When Marian and her friends sought out other mothers for support, they discovered that breastfeeding was all but a dying art. Sixty-years on and thanks to Marian and 100,000’s of other women like her, breastfeeding is making a come back. The organisation that she helped found is now active in over 87 countries throughout the world. They called their movement La Leche League International.
This is a story of recovery, similar in sequence to the succession process that happens after a period of deforestation that results from mono-cropping. As with many others social movements like it, La Leche is intentionally small and local, but a proliferating movement for change nonetheless, which, like an act of revelation takes what seems to have disappeared and makes it visible and vibrant once again-by connecting that which was already there and multiplying it.
When I asked Marian how ‘La Leche’ had proliferated so widely and yet remained true to its hyper-local neighbourhood beginnings, she shared two nuggets of wisdom. Firstly she said ‘we kept everything mother-sized’, it is hard to grow big institutional frameworks when your focus is centred on feeding your children, and you can’t move far from home. Secondly, she said they did not ‘take on’ the Formula industry; their movement was not in opposition of the Formula industry, but in favour of breastfeeding.

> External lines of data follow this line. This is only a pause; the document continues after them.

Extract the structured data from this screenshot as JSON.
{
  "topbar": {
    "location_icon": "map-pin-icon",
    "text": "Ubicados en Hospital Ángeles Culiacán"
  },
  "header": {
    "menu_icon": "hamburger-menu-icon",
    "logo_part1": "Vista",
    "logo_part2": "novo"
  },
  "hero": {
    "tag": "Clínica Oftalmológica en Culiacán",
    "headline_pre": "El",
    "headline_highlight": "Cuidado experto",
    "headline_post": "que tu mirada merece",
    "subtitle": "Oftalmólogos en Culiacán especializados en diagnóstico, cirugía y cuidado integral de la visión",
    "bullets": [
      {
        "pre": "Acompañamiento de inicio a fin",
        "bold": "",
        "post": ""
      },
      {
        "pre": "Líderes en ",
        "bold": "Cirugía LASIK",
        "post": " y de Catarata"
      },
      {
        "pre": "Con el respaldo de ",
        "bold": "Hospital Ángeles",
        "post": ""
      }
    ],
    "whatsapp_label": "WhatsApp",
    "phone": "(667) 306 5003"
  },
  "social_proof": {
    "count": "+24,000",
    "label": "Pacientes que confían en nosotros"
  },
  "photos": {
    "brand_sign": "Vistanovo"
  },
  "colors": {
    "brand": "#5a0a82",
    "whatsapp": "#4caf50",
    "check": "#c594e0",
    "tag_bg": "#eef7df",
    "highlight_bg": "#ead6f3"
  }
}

When you are in favour of something you don’t need to grow evidence to proliferate, you need to grow practice and know-how; that can only be achieved at human scale, small and local.
Surely such wisdom is worth more of our attention as we reflect on how to live on a planet that we are fast consuming to the point of ecocide? If the conclusion that small is beautiful and cannot be allowed to fail is the material of poets and romantics; not of economists and politicians, then our political, economic and environmental versions of reality urgently need more poets and romantics. But the wisdom of breastfeeding mums would be even better.